### Assignment
Find the lines below that include the word "likes" and report how many there are, with no other text.

:: Task inputs ::

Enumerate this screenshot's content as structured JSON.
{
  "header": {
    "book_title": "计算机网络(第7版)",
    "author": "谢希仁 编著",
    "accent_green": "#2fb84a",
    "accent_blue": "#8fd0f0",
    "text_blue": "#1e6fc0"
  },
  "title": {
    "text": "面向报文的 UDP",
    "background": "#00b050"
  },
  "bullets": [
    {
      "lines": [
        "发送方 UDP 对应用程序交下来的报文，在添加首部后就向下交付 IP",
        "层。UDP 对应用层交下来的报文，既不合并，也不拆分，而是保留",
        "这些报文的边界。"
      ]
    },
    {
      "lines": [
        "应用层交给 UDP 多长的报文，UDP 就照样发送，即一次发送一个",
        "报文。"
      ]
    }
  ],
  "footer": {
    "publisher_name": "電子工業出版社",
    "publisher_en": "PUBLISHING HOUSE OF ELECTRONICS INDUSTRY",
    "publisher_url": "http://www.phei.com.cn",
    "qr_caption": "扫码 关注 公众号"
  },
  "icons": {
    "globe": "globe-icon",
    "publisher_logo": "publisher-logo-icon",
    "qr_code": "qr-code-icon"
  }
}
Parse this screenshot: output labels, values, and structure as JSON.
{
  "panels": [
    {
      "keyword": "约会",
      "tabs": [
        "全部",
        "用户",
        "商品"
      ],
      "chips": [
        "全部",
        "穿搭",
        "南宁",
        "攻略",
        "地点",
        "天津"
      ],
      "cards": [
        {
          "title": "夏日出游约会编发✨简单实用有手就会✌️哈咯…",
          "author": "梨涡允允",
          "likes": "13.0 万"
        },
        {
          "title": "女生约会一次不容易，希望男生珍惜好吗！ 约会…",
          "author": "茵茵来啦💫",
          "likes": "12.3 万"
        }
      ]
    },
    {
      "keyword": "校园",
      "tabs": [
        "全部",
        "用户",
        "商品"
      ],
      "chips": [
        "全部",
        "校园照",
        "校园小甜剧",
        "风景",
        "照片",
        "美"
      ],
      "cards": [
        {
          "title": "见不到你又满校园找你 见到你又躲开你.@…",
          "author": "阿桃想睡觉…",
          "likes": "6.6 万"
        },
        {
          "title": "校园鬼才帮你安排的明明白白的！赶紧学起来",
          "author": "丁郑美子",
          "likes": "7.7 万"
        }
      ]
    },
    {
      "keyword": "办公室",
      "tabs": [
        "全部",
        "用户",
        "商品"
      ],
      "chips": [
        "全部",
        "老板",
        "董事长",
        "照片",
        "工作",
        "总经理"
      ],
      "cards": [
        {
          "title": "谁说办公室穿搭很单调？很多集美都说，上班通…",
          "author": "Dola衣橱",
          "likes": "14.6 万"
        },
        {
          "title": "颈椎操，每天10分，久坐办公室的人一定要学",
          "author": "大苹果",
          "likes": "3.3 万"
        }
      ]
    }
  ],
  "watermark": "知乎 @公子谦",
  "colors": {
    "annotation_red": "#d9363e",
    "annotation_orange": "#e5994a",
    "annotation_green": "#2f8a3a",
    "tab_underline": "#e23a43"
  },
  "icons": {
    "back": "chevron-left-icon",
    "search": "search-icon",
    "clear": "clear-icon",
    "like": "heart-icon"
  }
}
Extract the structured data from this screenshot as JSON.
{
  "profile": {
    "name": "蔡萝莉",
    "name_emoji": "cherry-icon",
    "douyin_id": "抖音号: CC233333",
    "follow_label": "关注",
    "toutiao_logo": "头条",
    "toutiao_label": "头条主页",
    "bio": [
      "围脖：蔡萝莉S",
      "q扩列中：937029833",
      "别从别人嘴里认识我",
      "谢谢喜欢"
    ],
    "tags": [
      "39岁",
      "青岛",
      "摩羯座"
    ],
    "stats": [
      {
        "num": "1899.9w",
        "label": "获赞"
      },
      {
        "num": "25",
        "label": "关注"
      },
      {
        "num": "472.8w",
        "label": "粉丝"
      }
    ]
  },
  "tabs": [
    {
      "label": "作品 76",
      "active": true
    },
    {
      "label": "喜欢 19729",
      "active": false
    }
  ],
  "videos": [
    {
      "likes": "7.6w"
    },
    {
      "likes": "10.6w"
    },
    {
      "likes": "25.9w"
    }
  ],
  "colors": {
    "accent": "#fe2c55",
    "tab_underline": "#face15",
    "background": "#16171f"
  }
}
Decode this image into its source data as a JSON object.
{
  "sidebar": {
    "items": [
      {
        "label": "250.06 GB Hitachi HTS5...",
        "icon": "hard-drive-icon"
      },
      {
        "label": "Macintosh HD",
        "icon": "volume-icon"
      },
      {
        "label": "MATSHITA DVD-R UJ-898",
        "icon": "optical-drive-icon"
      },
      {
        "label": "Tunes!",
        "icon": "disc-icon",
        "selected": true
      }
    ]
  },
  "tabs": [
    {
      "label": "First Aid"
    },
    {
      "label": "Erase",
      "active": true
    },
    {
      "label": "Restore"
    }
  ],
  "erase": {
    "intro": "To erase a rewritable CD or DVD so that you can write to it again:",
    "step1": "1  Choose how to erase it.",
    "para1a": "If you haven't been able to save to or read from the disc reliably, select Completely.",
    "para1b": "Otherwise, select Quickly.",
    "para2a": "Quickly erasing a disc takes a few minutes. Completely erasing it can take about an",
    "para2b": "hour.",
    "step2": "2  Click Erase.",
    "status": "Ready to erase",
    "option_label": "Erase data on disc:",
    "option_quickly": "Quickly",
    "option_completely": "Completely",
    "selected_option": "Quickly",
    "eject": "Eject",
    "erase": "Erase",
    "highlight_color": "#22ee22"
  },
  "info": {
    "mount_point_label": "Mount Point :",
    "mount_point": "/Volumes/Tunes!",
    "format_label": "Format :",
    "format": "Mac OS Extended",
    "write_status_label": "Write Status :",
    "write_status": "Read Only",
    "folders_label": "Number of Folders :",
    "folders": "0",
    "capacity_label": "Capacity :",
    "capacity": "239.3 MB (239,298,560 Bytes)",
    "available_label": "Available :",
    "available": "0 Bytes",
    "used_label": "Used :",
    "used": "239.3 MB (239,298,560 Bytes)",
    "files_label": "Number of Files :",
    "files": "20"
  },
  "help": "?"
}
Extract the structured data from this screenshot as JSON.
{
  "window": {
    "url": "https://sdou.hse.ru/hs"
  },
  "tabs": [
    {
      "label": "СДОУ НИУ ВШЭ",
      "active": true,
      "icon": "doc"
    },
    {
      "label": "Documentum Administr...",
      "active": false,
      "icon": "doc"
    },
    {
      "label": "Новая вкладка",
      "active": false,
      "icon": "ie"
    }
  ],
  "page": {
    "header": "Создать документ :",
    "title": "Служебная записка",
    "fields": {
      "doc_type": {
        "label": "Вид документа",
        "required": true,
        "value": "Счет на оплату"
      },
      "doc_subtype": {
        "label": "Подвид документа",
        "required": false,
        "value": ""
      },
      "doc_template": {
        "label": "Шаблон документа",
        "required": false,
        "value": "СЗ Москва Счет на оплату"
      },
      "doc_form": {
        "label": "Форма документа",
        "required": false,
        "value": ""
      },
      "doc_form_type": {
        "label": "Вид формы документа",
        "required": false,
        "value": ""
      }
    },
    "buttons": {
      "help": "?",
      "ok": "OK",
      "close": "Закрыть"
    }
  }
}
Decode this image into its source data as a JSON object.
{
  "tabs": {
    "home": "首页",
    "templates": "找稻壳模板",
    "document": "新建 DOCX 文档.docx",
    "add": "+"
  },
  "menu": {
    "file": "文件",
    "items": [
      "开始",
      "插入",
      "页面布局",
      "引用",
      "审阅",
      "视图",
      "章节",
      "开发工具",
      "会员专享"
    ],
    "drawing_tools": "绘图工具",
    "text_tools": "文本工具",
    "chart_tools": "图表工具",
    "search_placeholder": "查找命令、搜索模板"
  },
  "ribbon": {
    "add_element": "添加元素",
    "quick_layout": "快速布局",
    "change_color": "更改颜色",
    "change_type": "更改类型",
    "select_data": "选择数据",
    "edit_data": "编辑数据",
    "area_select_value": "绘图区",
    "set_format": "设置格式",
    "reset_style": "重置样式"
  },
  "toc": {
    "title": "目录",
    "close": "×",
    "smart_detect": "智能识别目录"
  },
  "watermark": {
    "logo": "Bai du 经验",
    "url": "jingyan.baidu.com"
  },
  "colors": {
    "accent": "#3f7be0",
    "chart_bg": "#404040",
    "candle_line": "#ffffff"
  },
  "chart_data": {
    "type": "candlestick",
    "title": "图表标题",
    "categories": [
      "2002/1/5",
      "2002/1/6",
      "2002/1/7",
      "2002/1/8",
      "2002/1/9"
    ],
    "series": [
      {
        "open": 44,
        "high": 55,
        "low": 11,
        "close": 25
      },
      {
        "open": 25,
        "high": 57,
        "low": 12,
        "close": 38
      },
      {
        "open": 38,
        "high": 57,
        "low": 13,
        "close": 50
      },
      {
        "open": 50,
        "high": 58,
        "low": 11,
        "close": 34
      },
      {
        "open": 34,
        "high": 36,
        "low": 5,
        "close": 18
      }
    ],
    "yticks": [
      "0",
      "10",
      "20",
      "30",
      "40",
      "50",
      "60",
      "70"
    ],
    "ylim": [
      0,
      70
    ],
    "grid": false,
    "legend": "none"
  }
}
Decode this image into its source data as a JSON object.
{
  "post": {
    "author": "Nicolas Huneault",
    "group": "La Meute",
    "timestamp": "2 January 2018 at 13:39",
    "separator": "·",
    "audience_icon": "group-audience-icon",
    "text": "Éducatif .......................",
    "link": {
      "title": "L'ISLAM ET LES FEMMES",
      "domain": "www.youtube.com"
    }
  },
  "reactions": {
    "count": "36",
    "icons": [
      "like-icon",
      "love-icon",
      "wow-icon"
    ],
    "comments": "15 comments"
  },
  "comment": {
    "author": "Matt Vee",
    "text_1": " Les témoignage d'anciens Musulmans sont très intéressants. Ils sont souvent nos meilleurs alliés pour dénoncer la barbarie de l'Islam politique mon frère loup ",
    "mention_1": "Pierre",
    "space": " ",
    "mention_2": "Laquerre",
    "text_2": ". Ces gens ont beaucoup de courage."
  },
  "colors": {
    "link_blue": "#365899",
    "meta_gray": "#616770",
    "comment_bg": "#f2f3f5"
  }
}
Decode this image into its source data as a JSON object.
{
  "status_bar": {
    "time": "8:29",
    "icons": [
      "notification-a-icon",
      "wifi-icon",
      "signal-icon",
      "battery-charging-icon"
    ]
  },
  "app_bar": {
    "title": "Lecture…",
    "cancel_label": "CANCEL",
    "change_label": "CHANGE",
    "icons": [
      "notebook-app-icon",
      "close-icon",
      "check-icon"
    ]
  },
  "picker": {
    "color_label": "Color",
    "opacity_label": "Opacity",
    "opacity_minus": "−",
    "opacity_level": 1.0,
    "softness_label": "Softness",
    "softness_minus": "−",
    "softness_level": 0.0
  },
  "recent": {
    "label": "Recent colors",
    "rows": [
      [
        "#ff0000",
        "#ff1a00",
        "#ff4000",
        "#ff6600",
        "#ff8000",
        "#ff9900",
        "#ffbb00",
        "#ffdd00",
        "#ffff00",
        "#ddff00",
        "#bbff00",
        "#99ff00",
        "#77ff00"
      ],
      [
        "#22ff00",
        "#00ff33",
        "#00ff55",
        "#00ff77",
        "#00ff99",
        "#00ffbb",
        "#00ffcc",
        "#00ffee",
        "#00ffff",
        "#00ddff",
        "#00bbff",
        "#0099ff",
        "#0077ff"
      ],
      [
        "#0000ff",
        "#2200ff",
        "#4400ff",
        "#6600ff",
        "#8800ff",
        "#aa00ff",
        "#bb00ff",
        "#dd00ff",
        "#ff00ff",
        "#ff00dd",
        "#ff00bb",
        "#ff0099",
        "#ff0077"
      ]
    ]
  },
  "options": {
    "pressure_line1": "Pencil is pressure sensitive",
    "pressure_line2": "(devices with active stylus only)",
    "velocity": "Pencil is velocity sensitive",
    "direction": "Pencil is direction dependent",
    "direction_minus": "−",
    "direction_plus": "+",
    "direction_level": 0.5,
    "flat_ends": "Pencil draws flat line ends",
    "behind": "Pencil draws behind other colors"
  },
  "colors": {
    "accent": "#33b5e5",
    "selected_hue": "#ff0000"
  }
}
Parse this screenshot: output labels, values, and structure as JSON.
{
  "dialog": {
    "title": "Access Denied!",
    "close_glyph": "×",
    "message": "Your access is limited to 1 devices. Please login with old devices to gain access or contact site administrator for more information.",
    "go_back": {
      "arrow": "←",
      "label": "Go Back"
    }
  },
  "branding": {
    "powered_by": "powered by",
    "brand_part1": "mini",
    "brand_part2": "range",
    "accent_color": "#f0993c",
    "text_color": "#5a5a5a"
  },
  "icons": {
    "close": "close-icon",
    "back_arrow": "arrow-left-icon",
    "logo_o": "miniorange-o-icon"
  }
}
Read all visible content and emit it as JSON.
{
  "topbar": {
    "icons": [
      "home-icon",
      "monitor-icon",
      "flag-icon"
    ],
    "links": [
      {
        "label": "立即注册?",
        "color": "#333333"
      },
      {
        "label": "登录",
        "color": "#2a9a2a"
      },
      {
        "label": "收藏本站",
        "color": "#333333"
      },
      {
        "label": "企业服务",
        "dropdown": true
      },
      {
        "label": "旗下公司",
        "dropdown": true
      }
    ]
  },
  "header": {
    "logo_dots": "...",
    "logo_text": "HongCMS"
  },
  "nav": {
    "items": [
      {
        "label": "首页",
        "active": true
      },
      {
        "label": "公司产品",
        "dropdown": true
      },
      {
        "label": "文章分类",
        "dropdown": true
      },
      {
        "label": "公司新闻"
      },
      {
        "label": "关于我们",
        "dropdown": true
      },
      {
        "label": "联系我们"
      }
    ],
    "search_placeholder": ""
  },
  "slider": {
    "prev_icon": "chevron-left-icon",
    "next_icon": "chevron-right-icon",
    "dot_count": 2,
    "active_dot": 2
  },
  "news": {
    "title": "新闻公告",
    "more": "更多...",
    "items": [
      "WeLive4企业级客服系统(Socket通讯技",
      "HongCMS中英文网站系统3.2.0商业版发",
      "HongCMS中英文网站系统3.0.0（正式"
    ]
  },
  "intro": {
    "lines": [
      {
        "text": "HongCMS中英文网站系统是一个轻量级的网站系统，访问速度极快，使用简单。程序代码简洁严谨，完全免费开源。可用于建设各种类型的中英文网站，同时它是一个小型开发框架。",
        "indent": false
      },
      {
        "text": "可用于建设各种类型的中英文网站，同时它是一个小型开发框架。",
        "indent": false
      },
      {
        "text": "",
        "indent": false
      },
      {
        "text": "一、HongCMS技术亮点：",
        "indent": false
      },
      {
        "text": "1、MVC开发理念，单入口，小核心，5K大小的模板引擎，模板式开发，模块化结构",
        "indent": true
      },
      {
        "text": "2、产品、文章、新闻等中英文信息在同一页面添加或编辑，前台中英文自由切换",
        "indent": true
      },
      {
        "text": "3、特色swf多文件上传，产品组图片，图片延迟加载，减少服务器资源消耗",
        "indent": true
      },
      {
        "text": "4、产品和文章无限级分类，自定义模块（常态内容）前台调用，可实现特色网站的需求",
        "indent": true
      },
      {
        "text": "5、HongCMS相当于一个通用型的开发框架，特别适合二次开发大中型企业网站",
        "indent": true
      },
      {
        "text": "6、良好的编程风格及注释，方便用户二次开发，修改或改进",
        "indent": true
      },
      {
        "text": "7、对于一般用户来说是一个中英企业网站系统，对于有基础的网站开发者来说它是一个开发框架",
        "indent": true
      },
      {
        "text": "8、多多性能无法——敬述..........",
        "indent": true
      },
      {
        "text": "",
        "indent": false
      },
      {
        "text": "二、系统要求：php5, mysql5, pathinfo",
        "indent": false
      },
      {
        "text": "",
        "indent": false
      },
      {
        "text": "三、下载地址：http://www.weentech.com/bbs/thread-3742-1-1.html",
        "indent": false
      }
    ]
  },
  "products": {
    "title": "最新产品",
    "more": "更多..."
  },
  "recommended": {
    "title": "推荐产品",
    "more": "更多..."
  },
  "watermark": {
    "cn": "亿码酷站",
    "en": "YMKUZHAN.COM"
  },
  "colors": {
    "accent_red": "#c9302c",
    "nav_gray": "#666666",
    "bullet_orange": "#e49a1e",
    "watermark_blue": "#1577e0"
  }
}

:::

### Exercise response
9